In 2005 the FCC quietly released a policy related to network neutrality, promising to incorporate these 4 principles into their ongoing policy making activities. While this policy was not a change to any specific rules, it was a marked change in tone from the philosophy of the 1996 act.

  1. Consumers are entitled to access lawful Internet content of their choice.
  2. Consumers are entitled to run applications and services of their choice, subject to the needs of law enforcement.
  3. Consumers are entitled to connect their choice of legal devices that do not harm the network.
  4. Consumers are entitled to competition among network providers, application and service providers, and content providers.

In that same year, Ed Whitacre (then CEO of SBC) gave away the strategy and desire of major ISPs by saying:

“[…] Why should they be allowed to use my pipes? The Internet can’t be free in that sense, because we and the cable companies have made an investment and for a Google or Yahoo! or Vonage or anybody to expect to use these pipes [for] free is nuts!”

The friction between Whitacre’s desire to maximize the investment on “his pipes” and the “four freedoms” introduced by Michael Powell (then FCC chairman) in 2005 resulted in a series of lawsuits and legal challenges in the following years.

In 2007 Comcast was caught throttling traffic using the BitTorrent protocol. BitTorrent had earned a bad reputation for being the protocol of choice for pirating software, movies, and other media, although there are plenty of legitimate uses for the protocol. Cox Communications was later found doing the same thing. In 2008 the FCC orders Comcast to stop; Comcast appealed the decision and won the appeal in 2010. Later in 2010, the FCC passed new net neutrality regulations in an attempt to win the next lawsuit. Many at the time saw these rules as ‘weak’ and ‘full of loopholes’.

Nevertheless, not wanting to be subject to any regulation, Verizon then sued the FCC in 2011 claiming that the FCC didn’t have the authority to enforce it’s new rules.
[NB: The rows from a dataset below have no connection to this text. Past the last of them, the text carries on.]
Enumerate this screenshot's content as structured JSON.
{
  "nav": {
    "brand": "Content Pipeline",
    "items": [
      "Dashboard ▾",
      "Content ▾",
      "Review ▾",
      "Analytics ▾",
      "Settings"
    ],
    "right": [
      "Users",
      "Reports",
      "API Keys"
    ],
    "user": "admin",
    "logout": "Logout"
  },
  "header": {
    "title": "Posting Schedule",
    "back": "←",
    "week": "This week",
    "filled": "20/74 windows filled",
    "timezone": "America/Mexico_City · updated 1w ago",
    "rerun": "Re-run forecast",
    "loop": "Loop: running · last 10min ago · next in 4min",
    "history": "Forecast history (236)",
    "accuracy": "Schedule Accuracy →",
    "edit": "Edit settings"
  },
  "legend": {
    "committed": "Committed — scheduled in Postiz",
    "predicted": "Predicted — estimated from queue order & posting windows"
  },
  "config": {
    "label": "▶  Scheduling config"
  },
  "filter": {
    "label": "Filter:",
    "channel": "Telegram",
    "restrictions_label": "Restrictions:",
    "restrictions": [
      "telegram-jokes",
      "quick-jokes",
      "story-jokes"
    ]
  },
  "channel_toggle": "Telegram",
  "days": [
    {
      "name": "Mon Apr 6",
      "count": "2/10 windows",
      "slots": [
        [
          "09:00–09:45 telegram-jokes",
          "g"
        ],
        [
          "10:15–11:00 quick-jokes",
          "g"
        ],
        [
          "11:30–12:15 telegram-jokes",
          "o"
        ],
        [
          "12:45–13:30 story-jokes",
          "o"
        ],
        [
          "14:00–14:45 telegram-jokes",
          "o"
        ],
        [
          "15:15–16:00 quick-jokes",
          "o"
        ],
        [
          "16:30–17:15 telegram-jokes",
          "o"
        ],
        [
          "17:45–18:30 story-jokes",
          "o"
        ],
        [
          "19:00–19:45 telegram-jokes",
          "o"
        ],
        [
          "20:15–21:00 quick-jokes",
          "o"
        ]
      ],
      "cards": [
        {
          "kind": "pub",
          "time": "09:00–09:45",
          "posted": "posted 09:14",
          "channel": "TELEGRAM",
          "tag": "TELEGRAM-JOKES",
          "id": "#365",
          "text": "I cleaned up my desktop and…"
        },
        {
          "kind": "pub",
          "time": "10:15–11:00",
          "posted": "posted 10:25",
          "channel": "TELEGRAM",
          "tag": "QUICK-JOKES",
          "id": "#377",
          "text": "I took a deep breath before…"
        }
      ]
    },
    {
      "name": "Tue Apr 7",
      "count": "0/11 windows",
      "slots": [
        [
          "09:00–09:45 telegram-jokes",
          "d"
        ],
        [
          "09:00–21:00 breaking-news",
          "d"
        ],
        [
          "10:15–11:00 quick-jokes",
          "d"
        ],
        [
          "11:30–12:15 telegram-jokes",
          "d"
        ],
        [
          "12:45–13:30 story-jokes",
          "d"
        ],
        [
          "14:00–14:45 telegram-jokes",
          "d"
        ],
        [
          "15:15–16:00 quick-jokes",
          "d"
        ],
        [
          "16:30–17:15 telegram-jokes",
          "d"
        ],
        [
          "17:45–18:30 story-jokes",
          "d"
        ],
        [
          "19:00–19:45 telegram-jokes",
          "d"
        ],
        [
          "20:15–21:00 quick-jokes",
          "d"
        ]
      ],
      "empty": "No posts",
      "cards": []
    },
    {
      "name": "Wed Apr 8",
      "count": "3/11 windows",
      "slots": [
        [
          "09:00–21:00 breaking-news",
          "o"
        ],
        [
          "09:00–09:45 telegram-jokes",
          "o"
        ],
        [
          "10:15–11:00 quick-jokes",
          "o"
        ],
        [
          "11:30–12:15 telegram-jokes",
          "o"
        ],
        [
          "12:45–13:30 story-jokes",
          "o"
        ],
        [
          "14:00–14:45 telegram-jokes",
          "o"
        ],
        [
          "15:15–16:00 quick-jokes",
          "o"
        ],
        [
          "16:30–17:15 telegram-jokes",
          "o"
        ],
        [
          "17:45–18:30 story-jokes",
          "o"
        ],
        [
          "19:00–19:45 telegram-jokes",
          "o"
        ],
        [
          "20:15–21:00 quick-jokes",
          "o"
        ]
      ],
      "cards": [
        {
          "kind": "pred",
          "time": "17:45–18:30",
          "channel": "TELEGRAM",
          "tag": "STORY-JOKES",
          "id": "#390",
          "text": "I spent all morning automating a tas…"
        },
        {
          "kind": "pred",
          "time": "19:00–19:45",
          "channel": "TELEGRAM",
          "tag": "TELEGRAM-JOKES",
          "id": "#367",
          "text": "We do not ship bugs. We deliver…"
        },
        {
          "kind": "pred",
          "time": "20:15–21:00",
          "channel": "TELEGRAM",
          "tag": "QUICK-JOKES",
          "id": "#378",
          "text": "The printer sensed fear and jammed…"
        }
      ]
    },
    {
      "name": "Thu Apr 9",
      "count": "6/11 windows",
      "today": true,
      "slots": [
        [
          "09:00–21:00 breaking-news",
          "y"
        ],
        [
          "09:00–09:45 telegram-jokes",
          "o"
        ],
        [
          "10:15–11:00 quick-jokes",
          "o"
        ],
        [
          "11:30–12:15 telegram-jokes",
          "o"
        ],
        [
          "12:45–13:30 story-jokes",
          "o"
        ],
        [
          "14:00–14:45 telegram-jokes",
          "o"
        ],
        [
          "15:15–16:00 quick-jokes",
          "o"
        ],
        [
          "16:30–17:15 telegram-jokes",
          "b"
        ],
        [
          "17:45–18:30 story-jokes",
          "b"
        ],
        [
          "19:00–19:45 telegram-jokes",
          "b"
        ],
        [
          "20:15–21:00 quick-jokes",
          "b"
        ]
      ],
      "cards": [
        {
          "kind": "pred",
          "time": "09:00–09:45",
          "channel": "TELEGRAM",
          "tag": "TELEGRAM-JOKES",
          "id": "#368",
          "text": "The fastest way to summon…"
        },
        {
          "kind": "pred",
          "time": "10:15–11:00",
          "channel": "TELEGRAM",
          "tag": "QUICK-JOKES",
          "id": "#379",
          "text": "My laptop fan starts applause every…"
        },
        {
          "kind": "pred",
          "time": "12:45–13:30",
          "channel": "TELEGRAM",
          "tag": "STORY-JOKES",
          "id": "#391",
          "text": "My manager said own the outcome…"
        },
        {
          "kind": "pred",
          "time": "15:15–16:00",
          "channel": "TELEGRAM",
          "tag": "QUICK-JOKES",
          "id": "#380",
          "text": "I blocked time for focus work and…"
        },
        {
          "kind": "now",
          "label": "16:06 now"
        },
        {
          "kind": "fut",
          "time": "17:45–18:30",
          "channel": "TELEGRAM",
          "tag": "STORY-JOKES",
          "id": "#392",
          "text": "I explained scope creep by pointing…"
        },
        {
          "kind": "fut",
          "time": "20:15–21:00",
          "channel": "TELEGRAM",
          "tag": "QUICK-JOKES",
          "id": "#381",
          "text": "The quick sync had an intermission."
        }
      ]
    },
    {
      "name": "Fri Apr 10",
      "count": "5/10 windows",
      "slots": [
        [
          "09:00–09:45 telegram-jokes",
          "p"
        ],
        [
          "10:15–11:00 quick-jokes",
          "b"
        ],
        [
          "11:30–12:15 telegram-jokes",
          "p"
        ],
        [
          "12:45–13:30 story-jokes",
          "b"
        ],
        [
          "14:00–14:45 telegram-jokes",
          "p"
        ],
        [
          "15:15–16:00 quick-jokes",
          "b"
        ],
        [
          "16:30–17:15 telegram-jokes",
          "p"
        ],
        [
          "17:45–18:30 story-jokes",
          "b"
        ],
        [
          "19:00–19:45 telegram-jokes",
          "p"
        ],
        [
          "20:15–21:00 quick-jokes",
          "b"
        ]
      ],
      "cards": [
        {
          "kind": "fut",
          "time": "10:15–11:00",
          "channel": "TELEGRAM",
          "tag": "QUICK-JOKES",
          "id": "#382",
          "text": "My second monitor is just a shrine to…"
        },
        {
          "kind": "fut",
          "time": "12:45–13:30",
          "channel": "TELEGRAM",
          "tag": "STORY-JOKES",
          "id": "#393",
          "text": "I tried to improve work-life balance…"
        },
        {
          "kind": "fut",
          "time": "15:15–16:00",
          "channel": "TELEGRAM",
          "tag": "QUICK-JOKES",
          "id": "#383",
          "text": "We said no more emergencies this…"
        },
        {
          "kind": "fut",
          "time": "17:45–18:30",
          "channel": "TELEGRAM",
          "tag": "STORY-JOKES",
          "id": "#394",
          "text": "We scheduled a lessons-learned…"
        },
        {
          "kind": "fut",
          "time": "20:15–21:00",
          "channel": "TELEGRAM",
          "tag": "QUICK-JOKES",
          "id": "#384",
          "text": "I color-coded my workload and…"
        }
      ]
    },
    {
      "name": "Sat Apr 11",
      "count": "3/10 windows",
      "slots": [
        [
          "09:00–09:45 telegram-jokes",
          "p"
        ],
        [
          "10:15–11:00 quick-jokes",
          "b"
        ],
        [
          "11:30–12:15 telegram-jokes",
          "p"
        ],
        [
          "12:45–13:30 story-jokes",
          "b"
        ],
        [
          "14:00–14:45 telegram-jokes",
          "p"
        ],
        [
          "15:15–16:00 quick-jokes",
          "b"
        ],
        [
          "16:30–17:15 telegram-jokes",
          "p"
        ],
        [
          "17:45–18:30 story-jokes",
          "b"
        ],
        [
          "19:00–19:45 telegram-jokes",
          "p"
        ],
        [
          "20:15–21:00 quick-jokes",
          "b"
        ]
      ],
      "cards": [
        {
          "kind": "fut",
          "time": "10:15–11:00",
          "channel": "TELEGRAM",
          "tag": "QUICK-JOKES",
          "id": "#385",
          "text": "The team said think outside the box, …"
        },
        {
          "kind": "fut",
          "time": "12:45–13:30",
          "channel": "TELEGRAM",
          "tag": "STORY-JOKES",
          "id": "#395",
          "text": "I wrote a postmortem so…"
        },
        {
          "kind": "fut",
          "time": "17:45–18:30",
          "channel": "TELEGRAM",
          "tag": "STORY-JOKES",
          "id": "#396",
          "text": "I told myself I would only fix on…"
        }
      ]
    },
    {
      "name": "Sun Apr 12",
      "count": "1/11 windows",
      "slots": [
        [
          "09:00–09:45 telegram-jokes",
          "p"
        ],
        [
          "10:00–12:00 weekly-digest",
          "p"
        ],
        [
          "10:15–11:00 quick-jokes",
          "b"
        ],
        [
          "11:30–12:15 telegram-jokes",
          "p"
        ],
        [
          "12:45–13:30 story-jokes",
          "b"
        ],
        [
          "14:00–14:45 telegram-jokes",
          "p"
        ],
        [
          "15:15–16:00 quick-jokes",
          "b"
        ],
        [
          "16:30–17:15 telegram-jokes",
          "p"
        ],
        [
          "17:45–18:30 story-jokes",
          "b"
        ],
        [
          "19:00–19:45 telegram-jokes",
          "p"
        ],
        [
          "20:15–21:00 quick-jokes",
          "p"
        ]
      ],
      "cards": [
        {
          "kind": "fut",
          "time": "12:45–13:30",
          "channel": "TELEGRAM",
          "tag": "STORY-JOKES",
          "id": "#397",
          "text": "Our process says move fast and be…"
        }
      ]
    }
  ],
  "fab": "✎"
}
That particular legal battle was quite long, but the result was that in 2014 a judge found in Verizon’s favor. In response, the FCC under Tom Wheeler reclassified broadband providers under Title II in 2015 — creating the authority necessary to enforce net neutrality rules against broadband providers. In 2016 the D.C. Court of Appeals upheld the 2015 rules “in full” against a petition from major broadband providers.

One year later, Ajit Pai (a former Verizon lawyer) is trying a new tactic for dismantling net neutrality rules; this time as an insider. Pai’s plan would not only return us to the 1996 Title I classification of broadband, but is recognized broadly as a framework for further deregulation. Despite the fact that a 77% bipartisan majority of Americans favor net neutrality rules, Pai is moving ahead with repealing those rules with no strategy to replace them. As if this were not proof enough that the FCC is a captured entity under Pai’s leadership, another FCC chair is accusing Pai of ignoring fraud that occurred during the process of collecting public comments on his plan. The (allegedly) fraudulently made comments support the ISP-backed dismantling of Title II.

Regardless of how the vote shakes out on Dec. 14th, net neutrality will continue to be a flashpoint in debates about the future of the Internet and its associated regulatory policy. Future articles in this series will explore other regulated industries, the impacts of those regulations, as well as the competing interests of the various parties impacted by net neutrality regulation. Perhaps by looking at the past, we can craft better legislation for the future of the Internet.

PS: This article is the first in a series, you can read the introduction to the series here.